Work instruction:
Which lines below contain the word "this"? Copy each one.

**** Entries supplied

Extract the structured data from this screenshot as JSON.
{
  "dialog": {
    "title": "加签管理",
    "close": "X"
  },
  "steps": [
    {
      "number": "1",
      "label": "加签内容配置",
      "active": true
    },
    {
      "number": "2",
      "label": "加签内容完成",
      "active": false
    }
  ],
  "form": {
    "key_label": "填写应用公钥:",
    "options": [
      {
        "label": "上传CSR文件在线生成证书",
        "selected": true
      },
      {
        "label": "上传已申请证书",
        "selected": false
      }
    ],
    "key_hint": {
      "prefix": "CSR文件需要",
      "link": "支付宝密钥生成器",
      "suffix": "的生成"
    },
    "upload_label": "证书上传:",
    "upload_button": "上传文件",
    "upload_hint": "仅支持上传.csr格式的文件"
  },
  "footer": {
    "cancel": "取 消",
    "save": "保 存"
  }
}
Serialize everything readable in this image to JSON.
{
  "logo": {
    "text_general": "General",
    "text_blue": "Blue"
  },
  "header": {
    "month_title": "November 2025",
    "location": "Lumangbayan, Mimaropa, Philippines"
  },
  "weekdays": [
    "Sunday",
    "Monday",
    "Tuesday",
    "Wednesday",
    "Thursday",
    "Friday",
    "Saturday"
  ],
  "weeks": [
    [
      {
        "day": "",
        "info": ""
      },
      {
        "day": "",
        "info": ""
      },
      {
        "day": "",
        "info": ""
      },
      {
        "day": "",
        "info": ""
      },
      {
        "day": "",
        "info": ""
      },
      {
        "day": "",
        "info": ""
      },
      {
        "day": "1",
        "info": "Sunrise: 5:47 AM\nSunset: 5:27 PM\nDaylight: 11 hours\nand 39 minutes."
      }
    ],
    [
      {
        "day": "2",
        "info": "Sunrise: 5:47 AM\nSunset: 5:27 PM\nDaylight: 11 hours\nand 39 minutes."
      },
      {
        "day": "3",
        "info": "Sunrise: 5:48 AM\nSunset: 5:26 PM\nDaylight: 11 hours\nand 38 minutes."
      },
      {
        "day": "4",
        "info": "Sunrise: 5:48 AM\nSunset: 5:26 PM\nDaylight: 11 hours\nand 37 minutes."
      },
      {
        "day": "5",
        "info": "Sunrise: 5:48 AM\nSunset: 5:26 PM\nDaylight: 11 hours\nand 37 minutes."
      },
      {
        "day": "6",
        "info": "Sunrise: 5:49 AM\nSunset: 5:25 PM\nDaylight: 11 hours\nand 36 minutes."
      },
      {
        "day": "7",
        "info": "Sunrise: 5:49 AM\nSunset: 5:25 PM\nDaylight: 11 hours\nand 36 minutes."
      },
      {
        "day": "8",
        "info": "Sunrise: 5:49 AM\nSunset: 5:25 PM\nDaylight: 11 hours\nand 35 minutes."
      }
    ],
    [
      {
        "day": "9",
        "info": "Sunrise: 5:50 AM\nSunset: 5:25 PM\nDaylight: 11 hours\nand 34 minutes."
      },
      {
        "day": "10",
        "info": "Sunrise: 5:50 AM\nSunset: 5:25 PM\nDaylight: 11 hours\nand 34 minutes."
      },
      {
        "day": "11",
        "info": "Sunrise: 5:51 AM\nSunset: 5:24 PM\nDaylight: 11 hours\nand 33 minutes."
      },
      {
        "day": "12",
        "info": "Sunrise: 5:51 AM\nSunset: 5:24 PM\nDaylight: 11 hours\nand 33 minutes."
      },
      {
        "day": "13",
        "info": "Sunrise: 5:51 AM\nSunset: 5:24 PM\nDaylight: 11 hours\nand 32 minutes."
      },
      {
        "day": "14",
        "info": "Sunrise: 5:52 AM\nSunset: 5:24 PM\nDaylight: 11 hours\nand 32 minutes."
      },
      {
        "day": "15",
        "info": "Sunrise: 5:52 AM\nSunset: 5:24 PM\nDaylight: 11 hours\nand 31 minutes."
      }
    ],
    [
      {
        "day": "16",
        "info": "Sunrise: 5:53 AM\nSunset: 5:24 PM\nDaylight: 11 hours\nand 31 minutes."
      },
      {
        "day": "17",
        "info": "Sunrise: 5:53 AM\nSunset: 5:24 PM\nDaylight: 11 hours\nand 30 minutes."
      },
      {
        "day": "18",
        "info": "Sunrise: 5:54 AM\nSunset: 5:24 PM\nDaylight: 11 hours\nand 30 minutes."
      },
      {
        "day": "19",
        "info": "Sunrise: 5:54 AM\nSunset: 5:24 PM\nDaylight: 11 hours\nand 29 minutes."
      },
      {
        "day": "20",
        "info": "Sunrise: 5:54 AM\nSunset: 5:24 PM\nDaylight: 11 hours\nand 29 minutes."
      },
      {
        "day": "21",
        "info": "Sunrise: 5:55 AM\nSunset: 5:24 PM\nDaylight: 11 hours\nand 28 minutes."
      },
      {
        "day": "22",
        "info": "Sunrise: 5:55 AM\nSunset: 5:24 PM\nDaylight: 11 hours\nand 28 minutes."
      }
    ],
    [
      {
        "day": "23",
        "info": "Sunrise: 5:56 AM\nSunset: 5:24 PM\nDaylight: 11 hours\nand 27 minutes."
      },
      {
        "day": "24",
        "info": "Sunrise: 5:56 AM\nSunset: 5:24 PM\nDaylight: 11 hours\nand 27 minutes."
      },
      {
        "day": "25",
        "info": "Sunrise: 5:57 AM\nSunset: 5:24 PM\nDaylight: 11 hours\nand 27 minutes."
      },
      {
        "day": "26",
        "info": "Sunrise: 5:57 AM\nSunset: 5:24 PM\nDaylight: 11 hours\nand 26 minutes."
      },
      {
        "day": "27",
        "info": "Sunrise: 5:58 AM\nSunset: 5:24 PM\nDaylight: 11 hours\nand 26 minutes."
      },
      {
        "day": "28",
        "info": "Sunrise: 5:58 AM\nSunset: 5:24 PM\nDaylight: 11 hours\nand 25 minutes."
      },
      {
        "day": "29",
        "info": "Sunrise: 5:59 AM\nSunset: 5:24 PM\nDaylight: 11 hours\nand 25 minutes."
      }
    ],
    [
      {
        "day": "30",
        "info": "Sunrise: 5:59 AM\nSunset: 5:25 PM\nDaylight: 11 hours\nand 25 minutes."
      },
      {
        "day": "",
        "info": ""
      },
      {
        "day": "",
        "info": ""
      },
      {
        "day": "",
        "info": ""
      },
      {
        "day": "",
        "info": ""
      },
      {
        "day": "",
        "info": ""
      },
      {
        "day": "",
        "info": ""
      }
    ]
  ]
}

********

Result below:
Extract the structured data from this screenshot as JSON.
Serialize everything readable in this image to JSON.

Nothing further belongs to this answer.